** Task instructions **
Every line with "checked" in it must be copied from the data.

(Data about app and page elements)

== Segment start ==

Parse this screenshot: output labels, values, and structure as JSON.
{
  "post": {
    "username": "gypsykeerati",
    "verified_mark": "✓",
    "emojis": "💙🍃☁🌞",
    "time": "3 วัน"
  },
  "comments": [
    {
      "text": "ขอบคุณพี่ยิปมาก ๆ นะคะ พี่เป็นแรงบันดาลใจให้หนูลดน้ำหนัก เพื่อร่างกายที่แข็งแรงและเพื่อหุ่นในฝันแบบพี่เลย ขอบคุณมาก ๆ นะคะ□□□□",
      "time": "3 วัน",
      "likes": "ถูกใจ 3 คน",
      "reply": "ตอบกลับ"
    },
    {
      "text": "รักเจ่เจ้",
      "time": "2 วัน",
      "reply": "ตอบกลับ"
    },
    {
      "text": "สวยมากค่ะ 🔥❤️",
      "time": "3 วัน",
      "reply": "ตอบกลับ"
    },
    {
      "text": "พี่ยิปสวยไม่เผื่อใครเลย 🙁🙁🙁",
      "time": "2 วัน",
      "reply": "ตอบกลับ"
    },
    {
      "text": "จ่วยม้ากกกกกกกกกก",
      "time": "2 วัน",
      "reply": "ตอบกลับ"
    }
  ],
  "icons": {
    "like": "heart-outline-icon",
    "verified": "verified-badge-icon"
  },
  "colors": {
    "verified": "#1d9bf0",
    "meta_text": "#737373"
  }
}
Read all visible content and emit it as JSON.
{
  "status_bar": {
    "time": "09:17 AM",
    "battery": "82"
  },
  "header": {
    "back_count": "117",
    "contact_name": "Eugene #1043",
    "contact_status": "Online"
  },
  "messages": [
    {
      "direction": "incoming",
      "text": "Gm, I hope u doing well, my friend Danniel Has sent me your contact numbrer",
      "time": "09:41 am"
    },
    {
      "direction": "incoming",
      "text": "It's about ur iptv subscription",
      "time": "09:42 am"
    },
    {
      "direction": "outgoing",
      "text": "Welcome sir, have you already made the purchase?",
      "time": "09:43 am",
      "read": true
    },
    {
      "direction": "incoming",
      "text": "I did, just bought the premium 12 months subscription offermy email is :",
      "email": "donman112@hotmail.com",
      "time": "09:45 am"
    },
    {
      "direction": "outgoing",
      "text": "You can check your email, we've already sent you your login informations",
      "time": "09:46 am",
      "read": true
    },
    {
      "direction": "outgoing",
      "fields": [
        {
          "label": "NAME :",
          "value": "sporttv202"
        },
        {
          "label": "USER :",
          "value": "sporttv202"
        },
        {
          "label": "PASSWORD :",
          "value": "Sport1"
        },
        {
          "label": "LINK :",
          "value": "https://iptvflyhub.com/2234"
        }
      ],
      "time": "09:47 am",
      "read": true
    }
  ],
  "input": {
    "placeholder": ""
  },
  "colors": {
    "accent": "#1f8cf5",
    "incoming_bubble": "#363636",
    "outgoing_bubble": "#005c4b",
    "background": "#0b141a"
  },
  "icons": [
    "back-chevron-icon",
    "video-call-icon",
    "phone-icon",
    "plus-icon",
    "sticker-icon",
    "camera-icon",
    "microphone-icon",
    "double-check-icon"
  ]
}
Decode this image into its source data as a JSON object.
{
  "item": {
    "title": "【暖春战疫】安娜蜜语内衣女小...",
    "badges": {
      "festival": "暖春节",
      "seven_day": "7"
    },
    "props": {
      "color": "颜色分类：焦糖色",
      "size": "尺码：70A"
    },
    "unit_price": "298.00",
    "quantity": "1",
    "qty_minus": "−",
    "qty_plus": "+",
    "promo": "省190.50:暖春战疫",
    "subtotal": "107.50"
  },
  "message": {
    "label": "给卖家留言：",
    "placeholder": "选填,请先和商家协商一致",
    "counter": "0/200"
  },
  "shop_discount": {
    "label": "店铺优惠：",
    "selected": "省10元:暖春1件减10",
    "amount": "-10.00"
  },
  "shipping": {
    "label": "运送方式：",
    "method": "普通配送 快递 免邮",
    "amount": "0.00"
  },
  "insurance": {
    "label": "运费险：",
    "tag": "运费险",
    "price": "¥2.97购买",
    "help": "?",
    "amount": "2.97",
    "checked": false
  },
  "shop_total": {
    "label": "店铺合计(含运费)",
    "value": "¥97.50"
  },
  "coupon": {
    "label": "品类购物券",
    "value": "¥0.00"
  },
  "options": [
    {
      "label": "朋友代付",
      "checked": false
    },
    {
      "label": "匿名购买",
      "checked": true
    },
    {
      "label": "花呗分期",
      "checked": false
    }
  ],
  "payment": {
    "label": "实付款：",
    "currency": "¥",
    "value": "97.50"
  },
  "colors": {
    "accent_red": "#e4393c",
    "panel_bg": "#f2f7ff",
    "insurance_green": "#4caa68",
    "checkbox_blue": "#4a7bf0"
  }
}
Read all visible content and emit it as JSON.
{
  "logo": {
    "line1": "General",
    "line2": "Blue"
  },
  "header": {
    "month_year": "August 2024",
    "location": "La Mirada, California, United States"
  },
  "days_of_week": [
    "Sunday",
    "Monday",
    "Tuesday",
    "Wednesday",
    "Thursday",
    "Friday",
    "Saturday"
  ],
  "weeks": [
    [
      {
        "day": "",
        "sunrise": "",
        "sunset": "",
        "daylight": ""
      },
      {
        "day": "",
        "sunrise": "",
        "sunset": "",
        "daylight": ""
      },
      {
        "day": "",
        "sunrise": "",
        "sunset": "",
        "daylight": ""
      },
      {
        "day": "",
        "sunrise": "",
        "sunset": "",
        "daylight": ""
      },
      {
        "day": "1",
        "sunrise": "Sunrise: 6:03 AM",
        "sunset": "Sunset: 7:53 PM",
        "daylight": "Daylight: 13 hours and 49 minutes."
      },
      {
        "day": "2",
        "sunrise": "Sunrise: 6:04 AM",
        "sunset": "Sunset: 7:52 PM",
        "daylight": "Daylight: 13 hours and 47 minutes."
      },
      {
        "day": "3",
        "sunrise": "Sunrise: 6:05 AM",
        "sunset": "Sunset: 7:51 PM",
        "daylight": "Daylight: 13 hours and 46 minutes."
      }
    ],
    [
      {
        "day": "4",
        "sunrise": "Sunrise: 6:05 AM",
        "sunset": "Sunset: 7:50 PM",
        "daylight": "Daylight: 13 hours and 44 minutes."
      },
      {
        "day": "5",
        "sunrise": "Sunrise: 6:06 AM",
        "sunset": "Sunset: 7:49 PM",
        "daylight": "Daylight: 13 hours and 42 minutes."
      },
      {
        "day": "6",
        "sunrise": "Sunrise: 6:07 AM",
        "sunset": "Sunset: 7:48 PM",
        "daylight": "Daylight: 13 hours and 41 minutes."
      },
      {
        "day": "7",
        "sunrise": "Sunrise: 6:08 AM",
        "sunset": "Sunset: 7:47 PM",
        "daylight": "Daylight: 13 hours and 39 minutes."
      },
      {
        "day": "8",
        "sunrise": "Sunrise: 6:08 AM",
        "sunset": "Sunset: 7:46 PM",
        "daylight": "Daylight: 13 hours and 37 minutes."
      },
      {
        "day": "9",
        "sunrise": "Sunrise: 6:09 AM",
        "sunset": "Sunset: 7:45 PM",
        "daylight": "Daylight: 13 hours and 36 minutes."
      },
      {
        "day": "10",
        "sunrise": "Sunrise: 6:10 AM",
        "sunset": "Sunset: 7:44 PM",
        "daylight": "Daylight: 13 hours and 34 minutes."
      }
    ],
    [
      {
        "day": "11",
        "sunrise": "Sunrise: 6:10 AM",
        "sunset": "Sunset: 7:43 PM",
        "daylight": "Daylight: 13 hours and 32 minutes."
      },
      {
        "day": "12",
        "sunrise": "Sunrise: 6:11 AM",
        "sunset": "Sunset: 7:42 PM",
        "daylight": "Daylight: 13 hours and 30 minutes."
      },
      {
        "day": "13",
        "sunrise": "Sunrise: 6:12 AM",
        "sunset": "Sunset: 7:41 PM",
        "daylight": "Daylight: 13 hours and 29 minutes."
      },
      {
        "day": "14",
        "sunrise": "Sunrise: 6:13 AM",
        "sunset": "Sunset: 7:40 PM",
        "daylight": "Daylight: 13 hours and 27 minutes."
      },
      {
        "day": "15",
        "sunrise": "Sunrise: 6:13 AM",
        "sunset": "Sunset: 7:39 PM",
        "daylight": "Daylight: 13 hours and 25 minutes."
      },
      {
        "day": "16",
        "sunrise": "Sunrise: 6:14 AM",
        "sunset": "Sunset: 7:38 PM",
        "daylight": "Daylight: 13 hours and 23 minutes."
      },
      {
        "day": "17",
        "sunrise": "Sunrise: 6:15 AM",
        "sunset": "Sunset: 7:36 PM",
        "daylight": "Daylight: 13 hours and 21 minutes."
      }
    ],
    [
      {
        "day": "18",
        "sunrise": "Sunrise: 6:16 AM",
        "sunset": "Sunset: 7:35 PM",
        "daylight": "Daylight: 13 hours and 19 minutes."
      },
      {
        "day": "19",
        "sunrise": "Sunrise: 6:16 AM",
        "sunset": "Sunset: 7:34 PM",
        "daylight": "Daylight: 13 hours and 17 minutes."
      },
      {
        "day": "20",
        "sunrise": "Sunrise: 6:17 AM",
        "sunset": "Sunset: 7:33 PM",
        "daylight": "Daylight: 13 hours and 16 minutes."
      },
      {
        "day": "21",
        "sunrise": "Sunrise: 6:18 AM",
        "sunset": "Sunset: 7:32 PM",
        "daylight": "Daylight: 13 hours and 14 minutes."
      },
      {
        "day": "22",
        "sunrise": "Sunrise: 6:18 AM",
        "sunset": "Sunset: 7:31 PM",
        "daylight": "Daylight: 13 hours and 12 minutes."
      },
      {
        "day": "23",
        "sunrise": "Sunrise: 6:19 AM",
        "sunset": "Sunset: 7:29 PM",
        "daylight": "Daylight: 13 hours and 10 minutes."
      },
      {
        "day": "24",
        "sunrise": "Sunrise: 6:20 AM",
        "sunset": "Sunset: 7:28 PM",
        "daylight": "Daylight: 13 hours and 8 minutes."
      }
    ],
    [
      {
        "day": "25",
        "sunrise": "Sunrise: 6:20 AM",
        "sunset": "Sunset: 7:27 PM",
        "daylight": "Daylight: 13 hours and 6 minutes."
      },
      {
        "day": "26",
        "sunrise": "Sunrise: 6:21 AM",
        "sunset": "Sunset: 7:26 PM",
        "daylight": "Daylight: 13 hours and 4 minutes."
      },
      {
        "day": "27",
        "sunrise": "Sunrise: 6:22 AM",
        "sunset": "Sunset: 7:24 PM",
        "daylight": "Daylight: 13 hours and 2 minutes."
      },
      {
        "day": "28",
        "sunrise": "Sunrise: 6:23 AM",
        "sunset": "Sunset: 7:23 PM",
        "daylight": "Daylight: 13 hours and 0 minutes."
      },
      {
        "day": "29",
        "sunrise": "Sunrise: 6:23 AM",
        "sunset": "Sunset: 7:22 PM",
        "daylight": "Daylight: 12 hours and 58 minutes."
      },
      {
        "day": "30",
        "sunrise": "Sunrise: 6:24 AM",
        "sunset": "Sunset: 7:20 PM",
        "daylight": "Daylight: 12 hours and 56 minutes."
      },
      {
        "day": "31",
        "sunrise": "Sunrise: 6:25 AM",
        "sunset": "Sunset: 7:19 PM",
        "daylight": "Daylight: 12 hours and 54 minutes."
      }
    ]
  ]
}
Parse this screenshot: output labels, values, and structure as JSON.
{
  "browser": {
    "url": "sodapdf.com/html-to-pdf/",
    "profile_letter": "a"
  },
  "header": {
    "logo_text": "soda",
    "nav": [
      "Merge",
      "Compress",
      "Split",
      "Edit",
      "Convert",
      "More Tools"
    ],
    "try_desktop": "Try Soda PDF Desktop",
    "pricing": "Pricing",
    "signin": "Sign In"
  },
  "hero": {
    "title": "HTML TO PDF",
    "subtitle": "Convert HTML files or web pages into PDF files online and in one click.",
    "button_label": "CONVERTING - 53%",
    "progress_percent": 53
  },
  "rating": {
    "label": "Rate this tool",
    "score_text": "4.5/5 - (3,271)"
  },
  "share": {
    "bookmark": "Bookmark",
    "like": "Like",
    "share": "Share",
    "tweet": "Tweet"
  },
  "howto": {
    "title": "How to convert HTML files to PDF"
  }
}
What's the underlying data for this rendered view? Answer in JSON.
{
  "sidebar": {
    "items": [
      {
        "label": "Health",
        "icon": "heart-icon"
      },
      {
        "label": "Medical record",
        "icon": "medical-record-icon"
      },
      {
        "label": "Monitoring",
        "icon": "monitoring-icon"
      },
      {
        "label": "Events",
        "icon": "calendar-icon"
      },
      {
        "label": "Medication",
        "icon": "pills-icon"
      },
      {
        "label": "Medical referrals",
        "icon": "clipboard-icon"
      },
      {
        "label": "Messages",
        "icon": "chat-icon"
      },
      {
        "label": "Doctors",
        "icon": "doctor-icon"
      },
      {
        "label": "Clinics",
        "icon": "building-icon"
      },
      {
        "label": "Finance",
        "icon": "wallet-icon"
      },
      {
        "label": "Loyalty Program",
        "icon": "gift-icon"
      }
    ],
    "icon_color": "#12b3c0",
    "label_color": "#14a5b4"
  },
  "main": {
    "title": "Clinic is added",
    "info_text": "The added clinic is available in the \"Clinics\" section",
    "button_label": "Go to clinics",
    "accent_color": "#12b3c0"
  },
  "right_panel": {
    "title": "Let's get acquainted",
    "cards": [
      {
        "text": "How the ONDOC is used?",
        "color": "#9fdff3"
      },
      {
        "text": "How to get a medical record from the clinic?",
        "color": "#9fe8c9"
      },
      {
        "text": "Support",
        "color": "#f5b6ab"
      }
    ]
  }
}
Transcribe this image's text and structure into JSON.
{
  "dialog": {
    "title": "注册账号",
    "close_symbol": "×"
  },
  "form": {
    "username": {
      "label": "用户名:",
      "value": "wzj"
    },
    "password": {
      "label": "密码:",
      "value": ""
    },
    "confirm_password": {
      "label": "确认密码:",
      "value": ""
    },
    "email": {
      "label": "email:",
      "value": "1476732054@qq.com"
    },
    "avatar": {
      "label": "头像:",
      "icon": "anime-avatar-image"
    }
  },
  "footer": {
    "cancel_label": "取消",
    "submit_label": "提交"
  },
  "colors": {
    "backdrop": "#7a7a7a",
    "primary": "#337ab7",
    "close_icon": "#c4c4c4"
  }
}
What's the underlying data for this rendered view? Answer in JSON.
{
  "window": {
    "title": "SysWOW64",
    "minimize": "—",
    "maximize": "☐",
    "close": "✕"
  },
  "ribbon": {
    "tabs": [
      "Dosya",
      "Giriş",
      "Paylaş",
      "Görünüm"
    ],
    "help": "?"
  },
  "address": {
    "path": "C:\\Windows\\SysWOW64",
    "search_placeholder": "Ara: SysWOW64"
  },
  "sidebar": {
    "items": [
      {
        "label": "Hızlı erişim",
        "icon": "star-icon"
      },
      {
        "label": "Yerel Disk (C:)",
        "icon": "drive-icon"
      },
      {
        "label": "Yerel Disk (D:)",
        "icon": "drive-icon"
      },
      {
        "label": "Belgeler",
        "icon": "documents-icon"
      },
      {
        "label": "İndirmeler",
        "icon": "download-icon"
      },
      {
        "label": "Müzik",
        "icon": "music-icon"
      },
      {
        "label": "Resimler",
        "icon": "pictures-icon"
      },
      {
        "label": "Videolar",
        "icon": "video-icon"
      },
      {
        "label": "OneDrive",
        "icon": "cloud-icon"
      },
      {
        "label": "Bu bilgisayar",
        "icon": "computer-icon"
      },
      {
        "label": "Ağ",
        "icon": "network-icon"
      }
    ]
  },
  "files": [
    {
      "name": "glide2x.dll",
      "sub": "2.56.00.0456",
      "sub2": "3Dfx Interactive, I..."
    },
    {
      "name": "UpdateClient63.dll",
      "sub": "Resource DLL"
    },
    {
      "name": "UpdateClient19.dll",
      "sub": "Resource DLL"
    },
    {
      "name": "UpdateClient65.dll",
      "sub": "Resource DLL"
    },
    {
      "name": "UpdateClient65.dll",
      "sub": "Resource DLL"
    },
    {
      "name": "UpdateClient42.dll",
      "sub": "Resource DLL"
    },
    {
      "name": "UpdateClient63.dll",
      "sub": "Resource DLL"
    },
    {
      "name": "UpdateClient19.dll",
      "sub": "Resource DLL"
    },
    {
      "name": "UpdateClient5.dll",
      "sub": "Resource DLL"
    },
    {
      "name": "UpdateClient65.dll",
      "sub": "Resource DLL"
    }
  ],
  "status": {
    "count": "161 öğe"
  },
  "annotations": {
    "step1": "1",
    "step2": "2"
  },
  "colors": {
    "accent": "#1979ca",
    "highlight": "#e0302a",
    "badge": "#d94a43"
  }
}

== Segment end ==

** Answer to this exercise **
    "checked": false
      "checked": false
      "checked": true
      "checked": false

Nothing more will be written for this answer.